## EXTRACTED MATERIAL:
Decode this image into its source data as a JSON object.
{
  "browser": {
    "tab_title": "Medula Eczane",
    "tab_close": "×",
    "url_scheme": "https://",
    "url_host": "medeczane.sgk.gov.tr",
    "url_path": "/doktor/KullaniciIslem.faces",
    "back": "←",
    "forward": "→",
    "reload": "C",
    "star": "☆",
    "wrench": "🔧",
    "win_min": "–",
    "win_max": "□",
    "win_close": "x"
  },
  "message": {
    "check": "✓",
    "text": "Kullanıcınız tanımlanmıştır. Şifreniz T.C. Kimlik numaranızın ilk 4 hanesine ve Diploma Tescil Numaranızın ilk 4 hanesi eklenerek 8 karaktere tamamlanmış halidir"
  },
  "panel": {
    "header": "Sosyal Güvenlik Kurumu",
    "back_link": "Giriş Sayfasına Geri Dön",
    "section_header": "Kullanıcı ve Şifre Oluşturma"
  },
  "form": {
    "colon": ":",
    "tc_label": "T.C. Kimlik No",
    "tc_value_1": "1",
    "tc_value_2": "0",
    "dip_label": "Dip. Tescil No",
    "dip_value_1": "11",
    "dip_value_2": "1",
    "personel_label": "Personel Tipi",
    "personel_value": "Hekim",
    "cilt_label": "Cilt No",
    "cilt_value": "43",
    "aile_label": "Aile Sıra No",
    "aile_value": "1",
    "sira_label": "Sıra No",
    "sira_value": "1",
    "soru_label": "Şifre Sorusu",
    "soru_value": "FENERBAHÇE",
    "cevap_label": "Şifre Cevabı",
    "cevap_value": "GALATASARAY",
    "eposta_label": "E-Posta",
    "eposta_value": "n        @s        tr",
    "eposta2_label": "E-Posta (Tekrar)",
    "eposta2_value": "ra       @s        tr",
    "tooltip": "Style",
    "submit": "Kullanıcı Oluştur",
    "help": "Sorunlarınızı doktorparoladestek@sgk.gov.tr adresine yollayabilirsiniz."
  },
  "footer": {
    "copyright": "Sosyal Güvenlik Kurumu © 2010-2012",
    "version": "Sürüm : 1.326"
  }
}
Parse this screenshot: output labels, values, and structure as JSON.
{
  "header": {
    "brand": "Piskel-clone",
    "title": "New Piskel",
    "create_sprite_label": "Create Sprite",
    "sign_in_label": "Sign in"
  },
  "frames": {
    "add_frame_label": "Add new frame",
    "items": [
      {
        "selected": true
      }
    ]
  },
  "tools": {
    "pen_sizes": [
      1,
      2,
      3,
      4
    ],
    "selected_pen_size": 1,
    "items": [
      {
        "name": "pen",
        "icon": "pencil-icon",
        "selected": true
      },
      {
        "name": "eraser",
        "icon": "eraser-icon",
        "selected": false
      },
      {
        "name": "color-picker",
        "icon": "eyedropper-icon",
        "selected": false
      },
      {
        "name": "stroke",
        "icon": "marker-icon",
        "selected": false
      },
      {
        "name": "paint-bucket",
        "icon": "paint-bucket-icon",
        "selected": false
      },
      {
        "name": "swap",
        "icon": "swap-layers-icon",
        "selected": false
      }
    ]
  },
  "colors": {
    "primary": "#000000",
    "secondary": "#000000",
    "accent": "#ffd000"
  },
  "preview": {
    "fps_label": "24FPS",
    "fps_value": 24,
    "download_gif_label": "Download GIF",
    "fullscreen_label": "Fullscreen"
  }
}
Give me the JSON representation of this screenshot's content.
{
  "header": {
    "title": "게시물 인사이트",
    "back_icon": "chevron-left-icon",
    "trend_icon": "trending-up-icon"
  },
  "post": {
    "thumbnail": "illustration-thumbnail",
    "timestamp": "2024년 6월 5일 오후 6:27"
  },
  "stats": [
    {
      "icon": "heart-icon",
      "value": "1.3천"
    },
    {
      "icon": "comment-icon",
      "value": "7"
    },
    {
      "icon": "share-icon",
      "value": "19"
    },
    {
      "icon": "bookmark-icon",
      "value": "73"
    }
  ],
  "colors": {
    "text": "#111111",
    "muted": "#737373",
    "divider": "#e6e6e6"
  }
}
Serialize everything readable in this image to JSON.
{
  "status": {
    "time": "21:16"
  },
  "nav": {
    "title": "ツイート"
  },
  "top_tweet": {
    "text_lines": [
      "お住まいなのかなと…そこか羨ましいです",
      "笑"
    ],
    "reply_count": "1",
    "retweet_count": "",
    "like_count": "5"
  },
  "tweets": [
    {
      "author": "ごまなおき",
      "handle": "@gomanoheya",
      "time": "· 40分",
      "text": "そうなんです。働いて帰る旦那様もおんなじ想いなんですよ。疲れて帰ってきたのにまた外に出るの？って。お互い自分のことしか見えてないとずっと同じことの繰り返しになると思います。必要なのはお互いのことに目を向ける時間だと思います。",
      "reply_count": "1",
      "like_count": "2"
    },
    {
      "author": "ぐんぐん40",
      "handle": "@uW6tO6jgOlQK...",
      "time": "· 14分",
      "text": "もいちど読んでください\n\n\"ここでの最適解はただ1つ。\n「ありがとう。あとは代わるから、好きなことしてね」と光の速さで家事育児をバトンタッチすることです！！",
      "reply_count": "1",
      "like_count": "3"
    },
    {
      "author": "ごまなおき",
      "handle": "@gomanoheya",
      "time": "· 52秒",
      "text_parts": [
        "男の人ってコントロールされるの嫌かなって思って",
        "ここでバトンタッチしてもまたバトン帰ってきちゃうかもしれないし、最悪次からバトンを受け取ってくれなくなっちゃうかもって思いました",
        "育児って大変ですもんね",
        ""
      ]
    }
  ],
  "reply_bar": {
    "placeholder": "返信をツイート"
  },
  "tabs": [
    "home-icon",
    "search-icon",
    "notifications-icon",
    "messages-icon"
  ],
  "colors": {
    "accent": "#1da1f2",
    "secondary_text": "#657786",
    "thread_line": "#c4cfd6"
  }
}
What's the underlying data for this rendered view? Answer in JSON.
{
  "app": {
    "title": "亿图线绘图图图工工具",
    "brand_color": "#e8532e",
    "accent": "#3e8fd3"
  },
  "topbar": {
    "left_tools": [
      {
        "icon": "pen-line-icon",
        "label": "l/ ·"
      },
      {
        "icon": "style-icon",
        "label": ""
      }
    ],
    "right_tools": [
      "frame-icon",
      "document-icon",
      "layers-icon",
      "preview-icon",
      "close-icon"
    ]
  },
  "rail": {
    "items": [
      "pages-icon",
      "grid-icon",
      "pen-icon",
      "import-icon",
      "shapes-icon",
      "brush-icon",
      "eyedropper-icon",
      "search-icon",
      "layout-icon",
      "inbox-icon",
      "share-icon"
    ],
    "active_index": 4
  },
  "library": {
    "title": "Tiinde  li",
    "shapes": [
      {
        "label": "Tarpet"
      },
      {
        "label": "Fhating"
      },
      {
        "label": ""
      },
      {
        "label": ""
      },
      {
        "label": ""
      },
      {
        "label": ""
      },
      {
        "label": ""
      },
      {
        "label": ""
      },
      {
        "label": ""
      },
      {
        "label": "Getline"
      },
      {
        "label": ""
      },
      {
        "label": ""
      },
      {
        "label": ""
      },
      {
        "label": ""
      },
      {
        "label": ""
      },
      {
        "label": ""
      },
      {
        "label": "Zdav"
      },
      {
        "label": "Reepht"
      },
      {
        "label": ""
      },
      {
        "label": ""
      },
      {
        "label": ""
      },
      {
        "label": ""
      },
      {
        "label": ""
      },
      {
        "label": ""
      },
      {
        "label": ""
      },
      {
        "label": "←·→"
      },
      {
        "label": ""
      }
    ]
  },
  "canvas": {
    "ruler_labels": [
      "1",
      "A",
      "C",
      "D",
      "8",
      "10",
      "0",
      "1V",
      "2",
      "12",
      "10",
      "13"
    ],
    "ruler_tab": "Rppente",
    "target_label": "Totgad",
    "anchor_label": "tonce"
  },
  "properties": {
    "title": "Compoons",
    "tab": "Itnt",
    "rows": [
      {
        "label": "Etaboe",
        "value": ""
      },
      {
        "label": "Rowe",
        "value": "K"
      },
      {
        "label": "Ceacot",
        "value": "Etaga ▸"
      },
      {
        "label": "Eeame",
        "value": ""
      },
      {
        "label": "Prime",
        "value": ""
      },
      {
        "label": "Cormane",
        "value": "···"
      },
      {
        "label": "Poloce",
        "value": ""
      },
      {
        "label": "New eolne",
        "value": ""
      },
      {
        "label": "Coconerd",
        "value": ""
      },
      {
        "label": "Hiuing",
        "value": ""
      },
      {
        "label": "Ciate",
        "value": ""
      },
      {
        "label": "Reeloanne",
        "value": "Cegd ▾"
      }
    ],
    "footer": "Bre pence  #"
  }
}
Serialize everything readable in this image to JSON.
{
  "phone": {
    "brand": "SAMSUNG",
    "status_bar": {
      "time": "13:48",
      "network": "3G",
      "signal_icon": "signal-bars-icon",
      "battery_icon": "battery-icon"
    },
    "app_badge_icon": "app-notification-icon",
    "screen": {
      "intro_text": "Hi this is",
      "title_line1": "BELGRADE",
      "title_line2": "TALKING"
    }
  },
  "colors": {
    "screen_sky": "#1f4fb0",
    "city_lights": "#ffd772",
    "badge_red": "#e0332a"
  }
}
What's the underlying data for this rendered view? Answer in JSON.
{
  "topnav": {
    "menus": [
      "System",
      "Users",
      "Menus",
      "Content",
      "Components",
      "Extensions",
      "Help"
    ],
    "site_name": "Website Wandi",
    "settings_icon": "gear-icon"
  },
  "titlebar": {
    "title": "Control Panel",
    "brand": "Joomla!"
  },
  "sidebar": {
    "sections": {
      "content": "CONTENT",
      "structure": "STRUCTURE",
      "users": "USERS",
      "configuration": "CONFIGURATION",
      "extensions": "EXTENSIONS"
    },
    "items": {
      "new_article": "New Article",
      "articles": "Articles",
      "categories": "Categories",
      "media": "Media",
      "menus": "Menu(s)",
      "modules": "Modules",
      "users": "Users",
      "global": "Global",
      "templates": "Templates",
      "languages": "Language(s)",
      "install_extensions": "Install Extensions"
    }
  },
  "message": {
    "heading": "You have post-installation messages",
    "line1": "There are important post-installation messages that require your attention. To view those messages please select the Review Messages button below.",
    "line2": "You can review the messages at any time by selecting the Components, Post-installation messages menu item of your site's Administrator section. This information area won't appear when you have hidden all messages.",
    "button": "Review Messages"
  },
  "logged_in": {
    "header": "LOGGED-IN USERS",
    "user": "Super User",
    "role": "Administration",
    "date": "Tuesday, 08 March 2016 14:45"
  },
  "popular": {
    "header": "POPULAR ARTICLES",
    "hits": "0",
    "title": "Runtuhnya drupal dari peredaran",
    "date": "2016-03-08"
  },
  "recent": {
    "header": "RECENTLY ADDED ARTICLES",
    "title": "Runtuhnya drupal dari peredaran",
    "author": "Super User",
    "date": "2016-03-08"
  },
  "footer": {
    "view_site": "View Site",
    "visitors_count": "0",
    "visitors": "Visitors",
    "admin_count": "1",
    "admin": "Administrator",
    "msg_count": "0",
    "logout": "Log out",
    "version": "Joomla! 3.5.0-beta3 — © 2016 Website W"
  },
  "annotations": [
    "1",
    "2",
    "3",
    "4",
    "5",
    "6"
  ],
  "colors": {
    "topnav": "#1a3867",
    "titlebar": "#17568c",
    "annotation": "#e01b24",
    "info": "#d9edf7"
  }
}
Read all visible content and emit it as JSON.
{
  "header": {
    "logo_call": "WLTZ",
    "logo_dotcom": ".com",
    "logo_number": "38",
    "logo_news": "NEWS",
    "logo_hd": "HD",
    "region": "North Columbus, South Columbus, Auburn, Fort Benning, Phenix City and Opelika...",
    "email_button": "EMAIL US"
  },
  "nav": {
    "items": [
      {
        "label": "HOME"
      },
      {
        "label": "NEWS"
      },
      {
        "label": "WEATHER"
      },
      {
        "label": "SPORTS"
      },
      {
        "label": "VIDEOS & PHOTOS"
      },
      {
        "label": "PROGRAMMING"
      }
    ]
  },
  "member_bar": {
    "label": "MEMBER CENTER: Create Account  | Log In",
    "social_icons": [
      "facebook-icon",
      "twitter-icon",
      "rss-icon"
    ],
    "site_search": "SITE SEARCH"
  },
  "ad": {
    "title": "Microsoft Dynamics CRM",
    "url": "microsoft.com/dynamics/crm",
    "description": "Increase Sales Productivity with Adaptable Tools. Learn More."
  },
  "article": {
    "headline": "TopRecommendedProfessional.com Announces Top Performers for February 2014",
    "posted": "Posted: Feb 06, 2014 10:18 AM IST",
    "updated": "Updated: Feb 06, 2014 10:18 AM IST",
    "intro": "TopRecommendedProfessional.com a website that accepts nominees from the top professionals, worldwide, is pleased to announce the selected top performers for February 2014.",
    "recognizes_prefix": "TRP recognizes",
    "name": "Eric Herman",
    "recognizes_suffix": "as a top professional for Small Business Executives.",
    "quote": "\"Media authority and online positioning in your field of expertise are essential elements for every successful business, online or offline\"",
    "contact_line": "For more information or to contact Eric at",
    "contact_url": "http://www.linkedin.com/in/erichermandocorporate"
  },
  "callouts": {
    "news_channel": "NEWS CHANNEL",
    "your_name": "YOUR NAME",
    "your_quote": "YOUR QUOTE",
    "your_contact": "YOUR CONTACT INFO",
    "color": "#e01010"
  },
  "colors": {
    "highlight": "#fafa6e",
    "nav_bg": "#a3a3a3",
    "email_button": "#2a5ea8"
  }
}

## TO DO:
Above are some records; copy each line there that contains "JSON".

## ANSWER BELOW:
Decode this image into its source data as a JSON object.
Parse this screenshot: output labels, values, and structure as JSON.
Give me the JSON representation of this screenshot's content.
Serialize everything readable in this image to JSON.
What's the underlying data for this rendered view? Answer in JSON.
Serialize everything readable in this image to JSON.
What's the underlying data for this rendered view? Answer in JSON.
Read all visible content and emit it as JSON.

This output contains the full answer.